What to work on -
What you return must match the listing below character for character, minus any pictures.

Records to use -
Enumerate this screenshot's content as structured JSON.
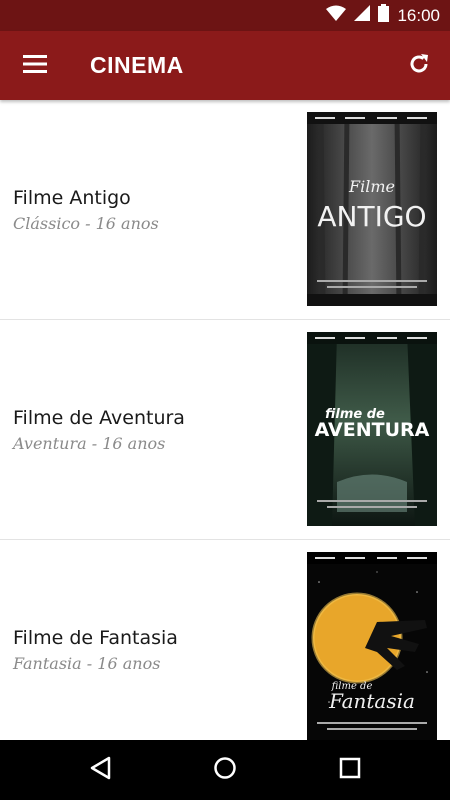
{
  "status_bar": {
    "time": "16:00"
  },
  "app_bar": {
    "title": "CINEMA"
  },
  "movies": [
    {
      "title": "Filme Antigo",
      "subtitle": "Clássico - 16 anos",
      "poster_title_small": "Filme",
      "poster_title_big": "ANTIGO"
    },
    {
      "title": "Filme de Aventura",
      "subtitle": "Aventura - 16 anos",
      "poster_title_small": "filme de",
      "poster_title_big": "AVENTURA"
    },
    {
      "title": "Filme de Fantasia",
      "subtitle": "Fantasia - 16 anos",
      "poster_title_small": "filme de",
      "poster_title_big": "Fantasia"
    }
  ],
  "colors": {
    "status_bar": "#6d1414",
    "app_bar": "#8b1a1a",
    "nav_bar": "#000000"
  },
  "icons": [
    "wifi-icon",
    "signal-icon",
    "battery-icon",
    "menu-icon",
    "refresh-icon",
    "back-icon",
    "home-icon",
    "recents-icon"
  ]
}
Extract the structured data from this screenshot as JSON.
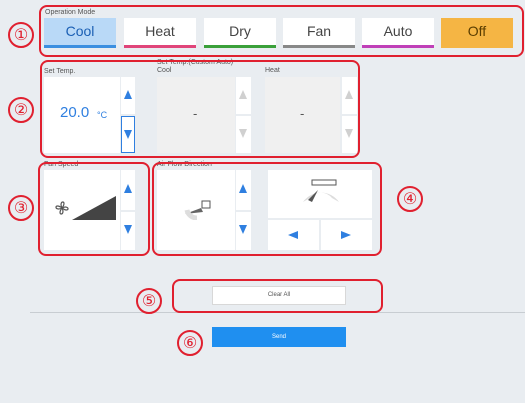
{
  "operation_mode": {
    "label": "Operation Mode",
    "modes": [
      {
        "label": "Cool",
        "underline": "#3b8fe0",
        "selected": true
      },
      {
        "label": "Heat",
        "underline": "#e0457a",
        "selected": false
      },
      {
        "label": "Dry",
        "underline": "#3aa03a",
        "selected": false
      },
      {
        "label": "Fan",
        "underline": "#888888",
        "selected": false
      },
      {
        "label": "Auto",
        "underline": "#c040b8",
        "selected": false
      },
      {
        "label": "Off",
        "underline": "#f5b544",
        "selected": false
      }
    ]
  },
  "set_temp": {
    "label": "Set Temp.",
    "value": "20.0",
    "unit": "°C",
    "custom_auto_label": "Set Temp.(Custom Auto)",
    "cool_label": "Cool",
    "cool_value": "-",
    "heat_label": "Heat",
    "heat_value": "-"
  },
  "fan_speed": {
    "label": "Fan Speed",
    "icon": "fan-icon"
  },
  "air_flow": {
    "label": "Air Flow Direction"
  },
  "actions": {
    "clear_all": "Clear All",
    "send": "Send"
  },
  "callouts": [
    "①",
    "②",
    "③",
    "④",
    "⑤",
    "⑥"
  ],
  "colors": {
    "accent": "#2f7fe0",
    "callout": "#e0202f",
    "off": "#f5b544"
  }
}
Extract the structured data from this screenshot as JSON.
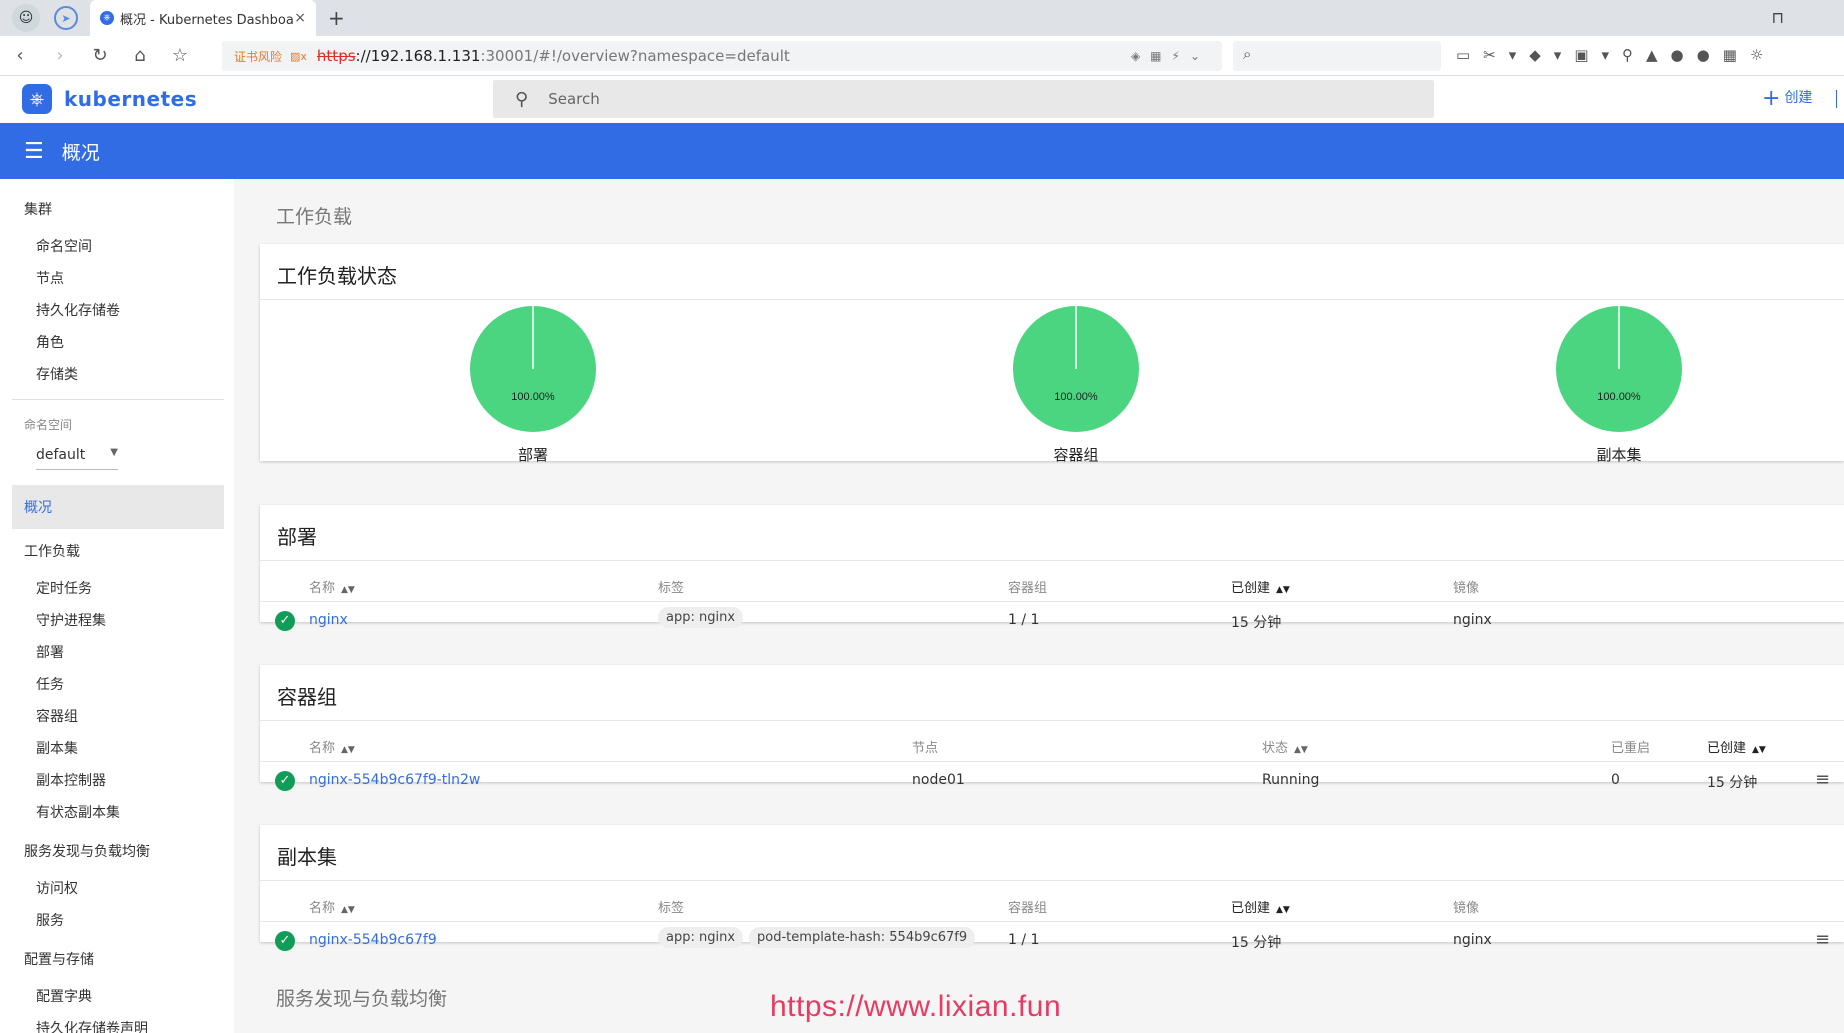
{
  "browser": {
    "tab_title": "概况 - Kubernetes Dashboard",
    "tab_close": "×",
    "new_tab": "+",
    "cert_warning": "证书风险",
    "url_scheme": "https",
    "url_host": "://192.168.1.131",
    "url_rest": ":30001/#!/overview?namespace=default"
  },
  "header": {
    "logo_text": "kubernetes",
    "search_placeholder": "Search",
    "create_label": "创建"
  },
  "toolbar": {
    "page_title": "概况"
  },
  "sidebar": {
    "cluster": "集群",
    "cluster_items": [
      "命名空间",
      "节点",
      "持久化存储卷",
      "角色",
      "存储类"
    ],
    "namespace_label": "命名空间",
    "namespace_value": "default",
    "overview": "概况",
    "workloads": "工作负载",
    "workload_items": [
      "定时任务",
      "守护进程集",
      "部署",
      "任务",
      "容器组",
      "副本集",
      "副本控制器",
      "有状态副本集"
    ],
    "discovery": "服务发现与负载均衡",
    "discovery_items": [
      "访问权",
      "服务"
    ],
    "config": "配置与存储",
    "config_items": [
      "配置字典",
      "持久化存储卷声明"
    ]
  },
  "main": {
    "workloads_section": "工作负载",
    "status_card": {
      "title": "工作负载状态",
      "pies": [
        {
          "label": "部署",
          "percent_text": "100.00%",
          "fraction": 1.0
        },
        {
          "label": "容器组",
          "percent_text": "100.00%",
          "fraction": 1.0
        },
        {
          "label": "副本集",
          "percent_text": "100.00%",
          "fraction": 1.0
        }
      ],
      "color": "#4cd581"
    },
    "deployments": {
      "title": "部署",
      "headers": {
        "name": "名称",
        "labels": "标签",
        "pods": "容器组",
        "created": "已创建",
        "image": "镜像"
      },
      "rows": [
        {
          "name": "nginx",
          "labels": [
            "app: nginx"
          ],
          "pods": "1 / 1",
          "created": "15 分钟",
          "image": "nginx"
        }
      ]
    },
    "pods": {
      "title": "容器组",
      "headers": {
        "name": "名称",
        "node": "节点",
        "status": "状态",
        "restarts": "已重启",
        "created": "已创建"
      },
      "rows": [
        {
          "name": "nginx-554b9c67f9-tln2w",
          "node": "node01",
          "status": "Running",
          "restarts": "0",
          "created": "15 分钟"
        }
      ]
    },
    "replicasets": {
      "title": "副本集",
      "headers": {
        "name": "名称",
        "labels": "标签",
        "pods": "容器组",
        "created": "已创建",
        "image": "镜像"
      },
      "rows": [
        {
          "name": "nginx-554b9c67f9",
          "labels": [
            "app: nginx",
            "pod-template-hash: 554b9c67f9"
          ],
          "pods": "1 / 1",
          "created": "15 分钟",
          "image": "nginx"
        }
      ]
    },
    "discovery_section": "服务发现与负载均衡"
  },
  "watermark": "https://www.lixian.fun"
}
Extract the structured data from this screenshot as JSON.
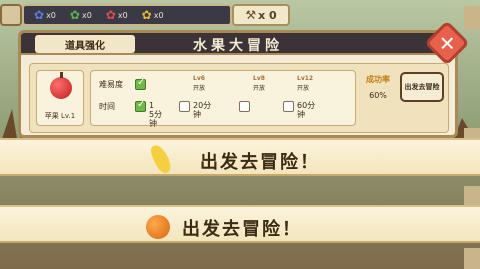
{
  "resources": [
    {
      "icon": "blue-flower-icon",
      "glyph": "✿",
      "color": "#5b7be0",
      "count": "x0"
    },
    {
      "icon": "green-flower-icon",
      "glyph": "✿",
      "color": "#57b84a",
      "count": "x0"
    },
    {
      "icon": "red-flower-icon",
      "glyph": "✿",
      "color": "#e04b4b",
      "count": "x0"
    },
    {
      "icon": "yellow-flower-icon",
      "glyph": "✿",
      "color": "#e6b833",
      "count": "x0"
    }
  ],
  "tools": {
    "icon": "crossed-tools-icon",
    "count": "x 0"
  },
  "window": {
    "tab_label": "道具强化",
    "title": "水果大冒险"
  },
  "fruit": {
    "name": "苹果 Lv.1"
  },
  "settings": {
    "difficulty_label": "难易度",
    "time_label": "时间",
    "options": [
      {
        "level": "",
        "difficulty": "",
        "time": "1\n5分\n钟",
        "checked_top": true,
        "checked_bottom": true
      },
      {
        "level": "Lv6",
        "difficulty": "开放",
        "time": "20分\n钟",
        "checked_top": false,
        "checked_bottom": false
      },
      {
        "level": "Lv8",
        "difficulty": "开放",
        "time": "",
        "checked_top": false,
        "checked_bottom": false
      },
      {
        "level": "Lv12",
        "difficulty": "开放",
        "time": "60分\n钟",
        "checked_top": false,
        "checked_bottom": false
      }
    ]
  },
  "success": {
    "label": "成功率",
    "value": "60%"
  },
  "go_button": "出发去冒险",
  "banners": [
    {
      "fruit": "banana-icon",
      "text": "出发去冒险！"
    },
    {
      "fruit": "orange-icon",
      "text": "出发去冒险！"
    }
  ]
}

Reply -
Enumerate this screenshot's content as structured JSON.
{
  "status_bar": {
    "time": "16:00"
  },
  "app_bar": {
    "title": "CINEMA"
  },
  "movies": [
    {
      "title": "Filme Antigo",
      "subtitle": "Clássico - 16 anos",
      "poster_title_small": "Filme",
      "poster_title_big": "ANTIGO"
    },
    {
      "title": "Filme de Aventura",
      "subtitle": "Aventura - 16 anos",
      "poster_title_small": "filme de",
      "poster_title_big": "AVENTURA"
    },
    {
      "title": "Filme de Fantasia",
      "subtitle": "Fantasia - 16 anos",
      "poster_title_small": "filme de",
      "poster_title_big": "Fantasia"
    }
  ],
  "colors": {
    "status_bar": "#6d1414",
    "app_bar": "#8b1a1a",
    "nav_bar": "#000000"
  },
  "icons": [
    "wifi-icon",
    "signal-icon",
    "battery-icon",
    "menu-icon",
    "refresh-icon",
    "back-icon",
    "home-icon",
    "recents-icon"
  ]
}
Extract the structured data from this screenshot as JSON.
{
  "operation_mode": {
    "label": "Operation Mode",
    "modes": [
      {
        "label": "Cool",
        "underline": "#3b8fe0",
        "selected": true
      },
      {
        "label": "Heat",
        "underline": "#e0457a",
        "selected": false
      },
      {
        "label": "Dry",
        "underline": "#3aa03a",
        "selected": false
      },
      {
        "label": "Fan",
        "underline": "#888888",
        "selected": false
      },
      {
        "label": "Auto",
        "underline": "#c040b8",
        "selected": false
      },
      {
        "label": "Off",
        "underline": "#f5b544",
        "selected": false
      }
    ]
  },
  "set_temp": {
    "label": "Set Temp.",
    "value": "20.0",
    "unit": "°C",
    "custom_auto_label": "Set Temp.(Custom Auto)",
    "cool_label": "Cool",
    "cool_value": "-",
    "heat_label": "Heat",
    "heat_value": "-"
  },
  "fan_speed": {
    "label": "Fan Speed",
    "icon": "fan-icon"
  },
  "air_flow": {
    "label": "Air Flow Direction"
  },
  "actions": {
    "clear_all": "Clear All",
    "send": "Send"
  },
  "callouts": [
    "①",
    "②",
    "③",
    "④",
    "⑤",
    "⑥"
  ],
  "colors": {
    "accent": "#2f7fe0",
    "callout": "#e0202f",
    "off": "#f5b544"
  }
}
Extract the structured data from this screenshot as JSON.
{
  "browser": {
    "tab_title": "概况 - Kubernetes Dashboard",
    "tab_close": "×",
    "new_tab": "+",
    "cert_warning": "证书风险",
    "url_scheme": "https",
    "url_host": "://192.168.1.131",
    "url_rest": ":30001/#!/overview?namespace=default"
  },
  "header": {
    "logo_text": "kubernetes",
    "search_placeholder": "Search",
    "create_label": "创建"
  },
  "toolbar": {
    "page_title": "概况"
  },
  "sidebar": {
    "cluster": "集群",
    "cluster_items": [
      "命名空间",
      "节点",
      "持久化存储卷",
      "角色",
      "存储类"
    ],
    "namespace_label": "命名空间",
    "namespace_value": "default",
    "overview": "概况",
    "workloads": "工作负载",
    "workload_items": [
      "定时任务",
      "守护进程集",
      "部署",
      "任务",
      "容器组",
      "副本集",
      "副本控制器",
      "有状态副本集"
    ],
    "discovery": "服务发现与负载均衡",
    "discovery_items": [
      "访问权",
      "服务"
    ],
    "config": "配置与存储",
    "config_items": [
      "配置字典",
      "持久化存储卷声明"
    ]
  },
  "main": {
    "workloads_section": "工作负载",
    "status_card": {
      "title": "工作负载状态",
      "pies": [
        {
          "label": "部署",
          "percent_text": "100.00%",
          "fraction": 1.0
        },
        {
          "label": "容器组",
          "percent_text": "100.00%",
          "fraction": 1.0
        },
        {
          "label": "副本集",
          "percent_text": "100.00%",
          "fraction": 1.0
        }
      ],
      "color": "#4cd581"
    },
    "deployments": {
      "title": "部署",
      "headers": {
        "name": "名称",
        "labels": "标签",
        "pods": "容器组",
        "created": "已创建",
        "image": "镜像"
      },
      "rows": [
        {
          "name": "nginx",
          "labels": [
            "app: nginx"
          ],
          "pods": "1 / 1",
          "created": "15 分钟",
          "image": "nginx"
        }
      ]
    },
    "pods": {
      "title": "容器组",
      "headers": {
        "name": "名称",
        "node": "节点",
        "status": "状态",
        "restarts": "已重启",
        "created": "已创建"
      },
      "rows": [
        {
          "name": "nginx-554b9c67f9-tln2w",
          "node": "node01",
          "status": "Running",
          "restarts": "0",
          "created": "15 分钟"
        }
      ]
    },
    "replicasets": {
      "title": "副本集",
      "headers": {
        "name": "名称",
        "labels": "标签",
        "pods": "容器组",
        "created": "已创建",
        "image": "镜像"
      },
      "rows": [
        {
          "name": "nginx-554b9c67f9",
          "labels": [
            "app: nginx",
            "pod-template-hash: 554b9c67f9"
          ],
          "pods": "1 / 1",
          "created": "15 分钟",
          "image": "nginx"
        }
      ]
    },
    "discovery_section": "服务发现与负载均衡"
  },
  "watermark": "https://www.lixian.fun"
}
Extract the structured data from this screenshot as JSON.
{
  "resources": [
    {
      "icon": "blue-flower-icon",
      "glyph": "✿",
      "color": "#5b7be0",
      "count": "x0"
    },
    {
      "icon": "green-flower-icon",
      "glyph": "✿",
      "color": "#57b84a",
      "count": "x0"
    },
    {
      "icon": "red-flower-icon",
      "glyph": "✿",
      "color": "#e04b4b",
      "count": "x0"
    },
    {
      "icon": "yellow-flower-icon",
      "glyph": "✿",
      "color": "#e6b833",
      "count": "x0"
    }
  ],
  "tools": {
    "icon": "crossed-tools-icon",
    "count": "x 0"
  },
  "window": {
    "tab_label": "道具强化",
    "title": "水果大冒险"
  },
  "fruit": {
    "name": "苹果 Lv.1"
  },
  "settings": {
    "difficulty_label": "难易度",
    "time_label": "时间",
    "options": [
      {
        "level": "",
        "difficulty": "",
        "time": "1\n5分\n钟",
        "checked_top": true,
        "checked_bottom": true
      },
      {
        "level": "Lv6",
        "difficulty": "开放",
        "time": "20分\n钟",
        "checked_top": false,
        "checked_bottom": false
      },
      {
        "level": "Lv8",
        "difficulty": "开放",
        "time": "",
        "checked_top": false,
        "checked_bottom": false
      },
      {
        "level": "Lv12",
        "difficulty": "开放",
        "time": "60分\n钟",
        "checked_top": false,
        "checked_bottom": false
      }
    ]
  },
  "success": {
    "label": "成功率",
    "value": "60%"
  },
  "go_button": "出发去冒险",
  "banners": [
    {
      "fruit": "banana-icon",
      "text": "出发去冒险！"
    },
    {
      "fruit": "orange-icon",
      "text": "出发去冒险！"
    }
  ]
}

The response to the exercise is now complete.